Types of Capture the Flag Questions


If even gamified learning sounds daunting, then find solace in the fact that CTF questions typically fall into five categories. You don’t have to become an expert in every subject matter area, but you should have a working knowledge of each.

Question Type 1: Binary Exploitation

Binary exploitation comes down to making an application act differently than how it was intended to run. By making the application run differently, you’re gaining valuable information that you’ll use to alter or commandeer the target.

Common binary exploits use a technique known as memory corruption, which can enable an attacker to gain unauthorized privileges to the system that is running the application, or by hijacking the control flow of the application and injecting their commands directly into the system.

Question Type 2: Reverse Engineering

Sometimes the flag will be a string hidden inside the application code. Depending on the challenge type and level of difficulty the task, you might need to use reverse engineering.

Reverse engineering challenges require an intimate knowledge debugger and disassembler software. The goal: Take a compiled binary, rip it apart, and find out how it works.

You will want to be familiar with how the application uses control flow, loops, and conditionals so that you can figure out how to bend the program to your will, and then hopefully capture the flag.

Question Type 3: Web Exploitation

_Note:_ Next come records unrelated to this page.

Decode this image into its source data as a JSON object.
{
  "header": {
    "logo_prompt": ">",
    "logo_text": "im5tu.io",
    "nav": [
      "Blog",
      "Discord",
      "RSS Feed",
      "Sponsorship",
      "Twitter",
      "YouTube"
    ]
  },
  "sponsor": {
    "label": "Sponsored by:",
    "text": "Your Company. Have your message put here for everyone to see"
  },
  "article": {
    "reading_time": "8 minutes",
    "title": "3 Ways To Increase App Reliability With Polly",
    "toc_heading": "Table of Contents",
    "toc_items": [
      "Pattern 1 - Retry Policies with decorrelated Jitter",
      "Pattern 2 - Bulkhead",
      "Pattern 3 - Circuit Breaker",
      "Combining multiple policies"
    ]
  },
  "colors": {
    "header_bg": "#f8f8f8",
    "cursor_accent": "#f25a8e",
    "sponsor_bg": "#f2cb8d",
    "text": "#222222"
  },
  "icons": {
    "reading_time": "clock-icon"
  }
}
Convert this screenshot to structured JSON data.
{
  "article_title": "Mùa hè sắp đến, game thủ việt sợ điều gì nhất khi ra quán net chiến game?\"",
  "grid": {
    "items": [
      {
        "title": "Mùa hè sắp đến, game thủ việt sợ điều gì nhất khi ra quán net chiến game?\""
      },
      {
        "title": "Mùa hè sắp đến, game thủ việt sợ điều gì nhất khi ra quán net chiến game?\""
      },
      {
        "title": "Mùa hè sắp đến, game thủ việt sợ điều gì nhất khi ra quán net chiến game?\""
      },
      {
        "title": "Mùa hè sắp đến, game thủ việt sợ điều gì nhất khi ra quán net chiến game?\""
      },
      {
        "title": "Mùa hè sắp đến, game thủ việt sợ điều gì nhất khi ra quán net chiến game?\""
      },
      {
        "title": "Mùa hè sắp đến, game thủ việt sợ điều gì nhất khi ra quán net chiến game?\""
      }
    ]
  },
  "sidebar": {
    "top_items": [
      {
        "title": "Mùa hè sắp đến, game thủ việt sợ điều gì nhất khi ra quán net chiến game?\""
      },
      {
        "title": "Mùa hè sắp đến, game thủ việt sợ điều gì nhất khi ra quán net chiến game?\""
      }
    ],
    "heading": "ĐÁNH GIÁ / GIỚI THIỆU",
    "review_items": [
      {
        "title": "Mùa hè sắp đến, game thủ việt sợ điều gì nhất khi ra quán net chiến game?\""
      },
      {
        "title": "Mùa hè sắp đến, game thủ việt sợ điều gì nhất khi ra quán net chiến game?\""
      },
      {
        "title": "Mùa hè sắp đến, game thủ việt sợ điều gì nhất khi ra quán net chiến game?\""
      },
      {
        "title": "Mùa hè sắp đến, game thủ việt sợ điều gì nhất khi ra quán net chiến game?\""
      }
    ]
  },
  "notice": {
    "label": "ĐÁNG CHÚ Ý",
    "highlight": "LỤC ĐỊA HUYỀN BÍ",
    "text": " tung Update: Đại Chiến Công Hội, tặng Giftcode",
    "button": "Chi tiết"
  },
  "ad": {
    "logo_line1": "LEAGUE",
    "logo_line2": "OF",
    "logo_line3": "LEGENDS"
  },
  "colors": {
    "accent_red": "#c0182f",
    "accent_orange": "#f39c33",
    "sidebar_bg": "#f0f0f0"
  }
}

These question types cover a wide range of different methods to exploit web-based resources. While the methods are broad, there’s are tools commonly associated with web exploitation, including Nmap, Wireshark, and Metasploit.

Some of the easier flags are even accessible through your web browser through “View Page Source” or the equivalent in your browser.

Question Type 4: Cryptography

Cryptography challenges are particularly fun. Even the definition for cryptography sounds fun. “Cryptography is the practice and study of techniques for secure communication in the presence of third parties.” In practice, however, they can be difficult. Often enough, these questions are based on string conversions from one format to another. For instance, you might be given a file that starts like this:


And scrolls forever. Your challenge: “In this file are a bunch of hex-encoded ciphertexts. One of them has been encrypted with ECB. Detect it.” And that’s an intro Cryptopals challenge.

In other cases, you’ll have to encrypt or decrypt messages. You’ll need to have a good handle on programming for cryptography. If you don’t, it’s a lucrative skill to attain.

Question Type 5: Forensics

This type of question in a CTF environment can cover a lot of ground, but it is quite common that you’ll be asked to find files or information hidden within other file types. For instance, a simple jpg or png file could be manipulated to hold information such as text, or even an executable.

By digging into these files with scripts and tools, competitors can extract data (normally encrypted) and then run it against a series of other tools as they try to decode the coveted flag. There are many useful tutorials and write-ups online that can get you started.